  2. ^ a b c d e f g "Bedfordshire Yeomanry at regiments.org by T.F.Mills". Archived from the original on 2007-04-18. Retrieved 2013-03-08. 
  3. ^ "Boer War Notes". Retrieved 11 June 2007. 
  4. ^ a b "Imperial Yeomanry at regiments.org by T.F.Mills". Archived from the original on 2007-05-29. Retrieved 2007-05-29. 
  5. ^ "Boer War - Imperial Yeomanry Battalions". Retrieved 3 July 2007. 
  6. ^ "Compton's Horse". Bedfordshire Yeomanry. Retrieved 17 November 2017. 
  7. ^ War Office 23 August 1901. His Majesty the King has been graciously pleased to approve the formation of a Regiment of Imperial Yeomanry for the County of Bedford, to be designated the Bedfordshire Imperial Yeomanry."No. 27348". The London Gazette. 23 August 1901. p. 5595. 
  8. ^ 49th once the Welsh Horse was raised in August 1914.
  9. ^ Mileham 1994, p. 73
  10. ^ Rinaldi 2008, p. 35
  11. ^ James 1978, p. 35
  12. ^ a b c d e James 1978, p. 16
  13. ^ Becke 1935, p. 12
  14. ^ a b c Becke 1935, p. 20
  15. ^ Perry 1993, p. 14
  16. ^ Southern, L. R. C. (1935). The Bedfordshire Yeomanry in the Great War. Bedford: Rush & Warwick. 
  17. ^ "57th (2nd West Lancashire) Division". The Long, Long Trail. Retrieved 17 November 2017. 
  18. ^ "66th (2nd East Lancashire) Division". The Long, Long Trail. Retrieved 17 November 2017. 
  19. ^ a b Baker, Chris. "The Bedfordshire Yeomanry". The Long, Long Trail.

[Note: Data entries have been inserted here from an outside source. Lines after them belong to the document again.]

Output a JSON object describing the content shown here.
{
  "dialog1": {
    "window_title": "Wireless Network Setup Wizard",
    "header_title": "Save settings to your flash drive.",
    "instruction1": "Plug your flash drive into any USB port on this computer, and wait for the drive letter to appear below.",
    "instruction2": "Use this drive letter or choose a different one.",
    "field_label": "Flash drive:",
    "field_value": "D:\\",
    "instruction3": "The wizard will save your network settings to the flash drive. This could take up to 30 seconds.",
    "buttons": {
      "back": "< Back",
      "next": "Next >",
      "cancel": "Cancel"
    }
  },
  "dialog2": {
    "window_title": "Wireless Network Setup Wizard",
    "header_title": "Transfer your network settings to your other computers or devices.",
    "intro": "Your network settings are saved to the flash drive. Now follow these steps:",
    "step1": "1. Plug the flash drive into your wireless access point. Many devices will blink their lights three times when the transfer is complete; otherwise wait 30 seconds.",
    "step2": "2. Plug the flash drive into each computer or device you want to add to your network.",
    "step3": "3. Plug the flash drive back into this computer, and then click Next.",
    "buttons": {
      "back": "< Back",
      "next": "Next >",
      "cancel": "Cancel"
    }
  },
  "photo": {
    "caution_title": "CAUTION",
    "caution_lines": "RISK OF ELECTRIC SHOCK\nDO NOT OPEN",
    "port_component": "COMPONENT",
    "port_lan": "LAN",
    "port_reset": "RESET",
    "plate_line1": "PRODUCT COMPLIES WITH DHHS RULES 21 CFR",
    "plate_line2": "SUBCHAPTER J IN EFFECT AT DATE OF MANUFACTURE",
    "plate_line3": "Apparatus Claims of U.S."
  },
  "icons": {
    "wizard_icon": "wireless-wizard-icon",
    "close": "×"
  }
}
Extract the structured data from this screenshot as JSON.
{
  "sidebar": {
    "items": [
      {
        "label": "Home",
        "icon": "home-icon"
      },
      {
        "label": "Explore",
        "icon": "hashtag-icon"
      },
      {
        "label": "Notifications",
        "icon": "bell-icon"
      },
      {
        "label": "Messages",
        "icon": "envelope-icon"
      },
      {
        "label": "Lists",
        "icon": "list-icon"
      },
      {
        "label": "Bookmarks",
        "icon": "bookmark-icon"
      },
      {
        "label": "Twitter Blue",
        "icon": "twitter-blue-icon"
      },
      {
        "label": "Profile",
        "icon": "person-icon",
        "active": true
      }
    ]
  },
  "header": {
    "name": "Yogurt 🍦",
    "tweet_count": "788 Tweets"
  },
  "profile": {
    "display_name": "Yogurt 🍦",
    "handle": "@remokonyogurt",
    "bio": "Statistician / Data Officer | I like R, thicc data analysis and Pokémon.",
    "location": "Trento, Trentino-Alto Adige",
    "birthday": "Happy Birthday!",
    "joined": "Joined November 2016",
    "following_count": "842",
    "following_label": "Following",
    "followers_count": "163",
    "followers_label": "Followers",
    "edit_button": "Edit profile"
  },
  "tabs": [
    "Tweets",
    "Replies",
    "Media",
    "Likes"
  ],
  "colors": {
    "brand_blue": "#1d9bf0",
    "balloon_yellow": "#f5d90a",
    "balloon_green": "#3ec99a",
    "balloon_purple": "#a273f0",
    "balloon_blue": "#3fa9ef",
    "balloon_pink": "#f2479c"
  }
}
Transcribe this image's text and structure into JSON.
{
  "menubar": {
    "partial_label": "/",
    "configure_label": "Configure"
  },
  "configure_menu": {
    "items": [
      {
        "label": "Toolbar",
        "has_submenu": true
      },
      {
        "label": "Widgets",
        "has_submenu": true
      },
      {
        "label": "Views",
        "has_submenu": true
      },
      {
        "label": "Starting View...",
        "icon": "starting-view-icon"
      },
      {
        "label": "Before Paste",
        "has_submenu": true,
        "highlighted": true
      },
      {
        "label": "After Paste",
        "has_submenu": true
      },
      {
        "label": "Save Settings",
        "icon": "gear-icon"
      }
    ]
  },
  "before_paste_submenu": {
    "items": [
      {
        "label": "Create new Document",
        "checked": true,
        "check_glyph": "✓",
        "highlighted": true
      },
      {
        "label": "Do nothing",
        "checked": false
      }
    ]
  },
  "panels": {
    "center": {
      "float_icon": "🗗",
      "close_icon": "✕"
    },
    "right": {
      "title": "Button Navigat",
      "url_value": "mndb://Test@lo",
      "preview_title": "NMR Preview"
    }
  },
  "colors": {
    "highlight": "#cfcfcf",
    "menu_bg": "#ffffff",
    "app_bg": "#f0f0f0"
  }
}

Retrieved 8 March 2013. 
  20. ^ Frederick 1984, p. 527
  21. ^ a b c d Frederick 1984, p. 557
  22. ^ a b c Mileham 1994, p. 76
  23. ^ Bellis 1994, p. 58
  24. ^ Forty 1998, p. 73
  25. ^ Bellis 1995, p. 102
  26. ^ a b Frederick 1984, p. 533
  27. ^ "Hertfordshire and Bedfordshire Yeomanry". Regiments.org. Retrieved 17 November 2017. 
  28. ^ Summary of Reserve Structure and Basing Changes Archived 2013-08-10 at the Wayback Machine.
  29. ^ "Royal Regiment of Artillery at regiments.org by T.F.Mills". Archived from the original on 2007-07-15. Retrieved 2007-07-15. 
  30. ^ Smith, R.J. The Yeomanry Force at the 1911 Coronation. p. 3. ISBN 0-948251-26-3. 

Bibliography[edit]

  • Becke, Major A.F. (1935). Order of Battle of Divisions Part 1. The Regular British Divisions. London: His Majesty's Stationery Office. ISBN 1-871167-09-4. 
  • Bellis, Malcolm A. (1995). Regiments of the British Army 1939–1945 (Artillery). London: Military Press International. ISBN 0-85420-110-6. 
  • Forty, George (1998). British Army Handbook 1939–1945. Stroud, Gloucestershire: Sutton Publishing Limited. ISBN 0-7509-1403-3. 
  • Frederick, J.B.M. (1984). Lineage Book of British Land Forces 1660–1978. Wakefield, Yorkshire: Microform Academic Publishers. ISBN 1-85117-009-X. 
  • James, Brigadier E.A. (1978). British Regiments 1914–18. London: Samson Books Limited. ISBN 0-906304-03-2. 
  • Mileham, Patrick (1994). The Yeomanry Regiments; 200 Years of Tradition. Edinburgh: Canongate Academic. ISBN 1-898410-36-4. 
  • Perry, F.W. (1993). Order of Battle of Divisions Part 5B. Indian Army Divisions. Newport: Ray Westlake Military Books. ISBN 1-871167-23-X. 
  • Rinaldi, Richard A (2008). Order of Battle of the British Army 1914. Ravi Rikhye. ISBN 978-0-9776072-8-0. 

External links[edit]